### Task details
Read each of the lines below and tally those with "cabello"; the tally is the whole answer.

### The input

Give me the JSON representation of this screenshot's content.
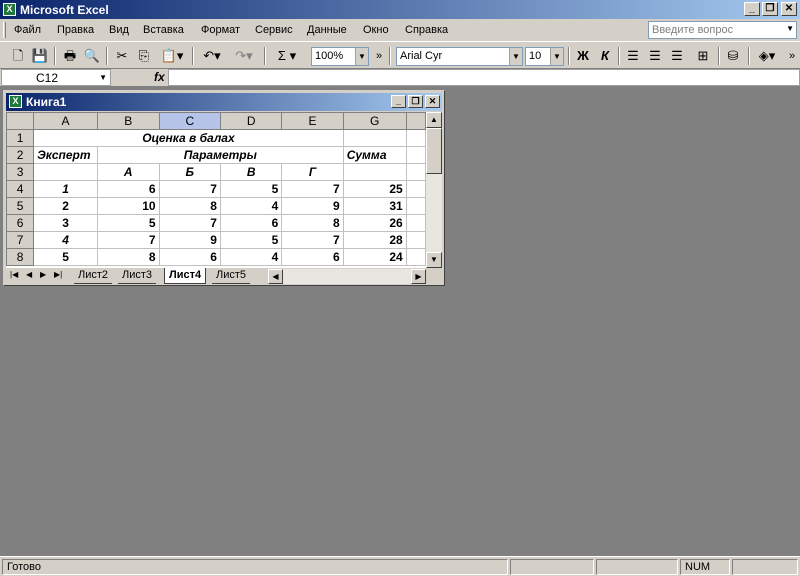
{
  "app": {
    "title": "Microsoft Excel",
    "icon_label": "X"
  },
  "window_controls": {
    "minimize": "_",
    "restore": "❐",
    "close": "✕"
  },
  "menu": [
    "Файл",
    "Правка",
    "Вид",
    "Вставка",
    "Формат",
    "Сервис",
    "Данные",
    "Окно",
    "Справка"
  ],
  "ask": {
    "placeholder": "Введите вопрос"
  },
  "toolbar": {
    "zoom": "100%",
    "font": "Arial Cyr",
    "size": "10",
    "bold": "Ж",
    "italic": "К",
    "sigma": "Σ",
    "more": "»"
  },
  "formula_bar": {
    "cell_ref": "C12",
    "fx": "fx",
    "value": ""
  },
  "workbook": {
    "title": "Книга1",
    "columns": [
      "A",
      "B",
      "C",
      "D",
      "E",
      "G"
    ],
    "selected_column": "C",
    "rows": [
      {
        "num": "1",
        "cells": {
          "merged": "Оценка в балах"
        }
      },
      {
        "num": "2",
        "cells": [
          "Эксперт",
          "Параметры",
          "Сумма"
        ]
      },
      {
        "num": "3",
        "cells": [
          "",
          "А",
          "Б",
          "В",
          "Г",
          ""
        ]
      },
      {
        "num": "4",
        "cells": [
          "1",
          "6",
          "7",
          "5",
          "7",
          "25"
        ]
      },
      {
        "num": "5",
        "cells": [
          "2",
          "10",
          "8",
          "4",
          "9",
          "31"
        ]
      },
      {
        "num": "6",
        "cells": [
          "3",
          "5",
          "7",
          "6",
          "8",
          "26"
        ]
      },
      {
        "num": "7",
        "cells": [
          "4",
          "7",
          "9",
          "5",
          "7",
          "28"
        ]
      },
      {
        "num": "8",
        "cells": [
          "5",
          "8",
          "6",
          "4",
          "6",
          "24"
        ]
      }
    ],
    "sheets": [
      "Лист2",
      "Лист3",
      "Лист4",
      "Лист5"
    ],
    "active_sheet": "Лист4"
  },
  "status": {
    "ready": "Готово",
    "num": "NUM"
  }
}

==

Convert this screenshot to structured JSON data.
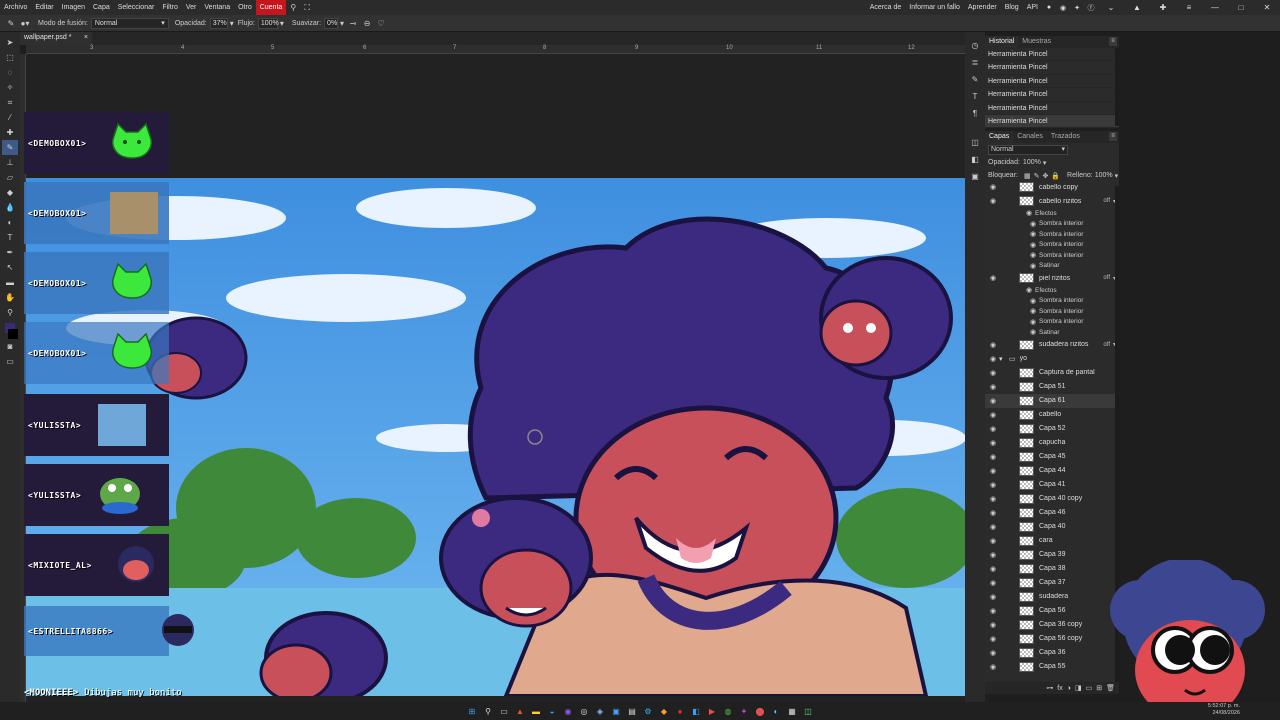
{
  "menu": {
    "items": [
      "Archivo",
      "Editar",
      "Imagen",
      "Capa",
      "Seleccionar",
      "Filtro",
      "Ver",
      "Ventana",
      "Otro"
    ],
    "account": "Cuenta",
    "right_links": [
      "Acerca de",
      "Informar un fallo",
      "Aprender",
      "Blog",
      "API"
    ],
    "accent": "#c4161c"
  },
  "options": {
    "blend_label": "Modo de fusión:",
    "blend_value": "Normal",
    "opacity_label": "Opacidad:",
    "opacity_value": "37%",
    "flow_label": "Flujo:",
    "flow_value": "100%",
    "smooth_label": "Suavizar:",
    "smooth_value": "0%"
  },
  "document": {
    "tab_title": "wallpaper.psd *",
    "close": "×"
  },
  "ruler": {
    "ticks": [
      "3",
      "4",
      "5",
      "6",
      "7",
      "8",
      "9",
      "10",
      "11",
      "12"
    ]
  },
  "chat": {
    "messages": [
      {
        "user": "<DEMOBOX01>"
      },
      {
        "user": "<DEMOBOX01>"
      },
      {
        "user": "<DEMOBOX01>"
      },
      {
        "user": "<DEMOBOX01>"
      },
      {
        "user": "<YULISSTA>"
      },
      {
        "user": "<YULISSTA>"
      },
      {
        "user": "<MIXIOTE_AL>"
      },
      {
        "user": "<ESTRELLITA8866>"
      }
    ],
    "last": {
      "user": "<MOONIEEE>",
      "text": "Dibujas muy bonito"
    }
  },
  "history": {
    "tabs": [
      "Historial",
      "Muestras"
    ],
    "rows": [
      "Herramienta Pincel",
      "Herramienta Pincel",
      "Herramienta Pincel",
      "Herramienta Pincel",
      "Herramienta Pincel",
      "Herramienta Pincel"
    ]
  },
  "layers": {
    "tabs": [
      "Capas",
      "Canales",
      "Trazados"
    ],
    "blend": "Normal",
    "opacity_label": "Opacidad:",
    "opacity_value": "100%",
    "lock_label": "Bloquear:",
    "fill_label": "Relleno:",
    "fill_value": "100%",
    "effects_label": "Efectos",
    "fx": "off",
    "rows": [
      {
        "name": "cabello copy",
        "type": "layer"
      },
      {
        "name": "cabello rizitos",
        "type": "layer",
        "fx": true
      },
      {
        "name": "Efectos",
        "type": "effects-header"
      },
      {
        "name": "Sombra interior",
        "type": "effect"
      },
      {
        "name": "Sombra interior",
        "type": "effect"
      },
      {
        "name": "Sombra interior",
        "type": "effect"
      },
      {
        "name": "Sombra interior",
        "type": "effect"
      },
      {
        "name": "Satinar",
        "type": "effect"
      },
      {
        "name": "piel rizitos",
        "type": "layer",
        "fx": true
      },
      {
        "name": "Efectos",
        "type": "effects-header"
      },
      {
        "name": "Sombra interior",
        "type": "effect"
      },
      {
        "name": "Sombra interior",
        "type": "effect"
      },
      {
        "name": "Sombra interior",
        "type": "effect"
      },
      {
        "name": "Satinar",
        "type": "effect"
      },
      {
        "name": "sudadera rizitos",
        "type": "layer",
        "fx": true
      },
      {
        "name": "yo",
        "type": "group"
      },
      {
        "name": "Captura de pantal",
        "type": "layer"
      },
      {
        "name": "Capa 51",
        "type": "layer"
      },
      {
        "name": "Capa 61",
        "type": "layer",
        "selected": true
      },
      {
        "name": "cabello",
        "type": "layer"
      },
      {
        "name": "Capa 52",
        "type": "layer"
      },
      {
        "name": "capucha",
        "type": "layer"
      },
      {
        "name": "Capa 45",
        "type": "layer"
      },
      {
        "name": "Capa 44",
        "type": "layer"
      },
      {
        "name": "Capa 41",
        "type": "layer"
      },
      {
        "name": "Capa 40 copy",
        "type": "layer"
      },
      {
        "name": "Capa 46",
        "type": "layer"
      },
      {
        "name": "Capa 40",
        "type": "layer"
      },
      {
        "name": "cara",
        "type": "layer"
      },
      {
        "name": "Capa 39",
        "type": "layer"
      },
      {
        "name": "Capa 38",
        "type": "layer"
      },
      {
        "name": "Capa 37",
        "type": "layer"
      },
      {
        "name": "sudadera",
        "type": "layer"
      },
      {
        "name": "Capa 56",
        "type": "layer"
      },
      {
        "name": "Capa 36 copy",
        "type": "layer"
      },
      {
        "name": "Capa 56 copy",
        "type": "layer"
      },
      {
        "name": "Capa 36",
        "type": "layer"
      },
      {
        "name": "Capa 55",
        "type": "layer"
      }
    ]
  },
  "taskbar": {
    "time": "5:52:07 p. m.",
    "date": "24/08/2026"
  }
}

### Solution to this problem
3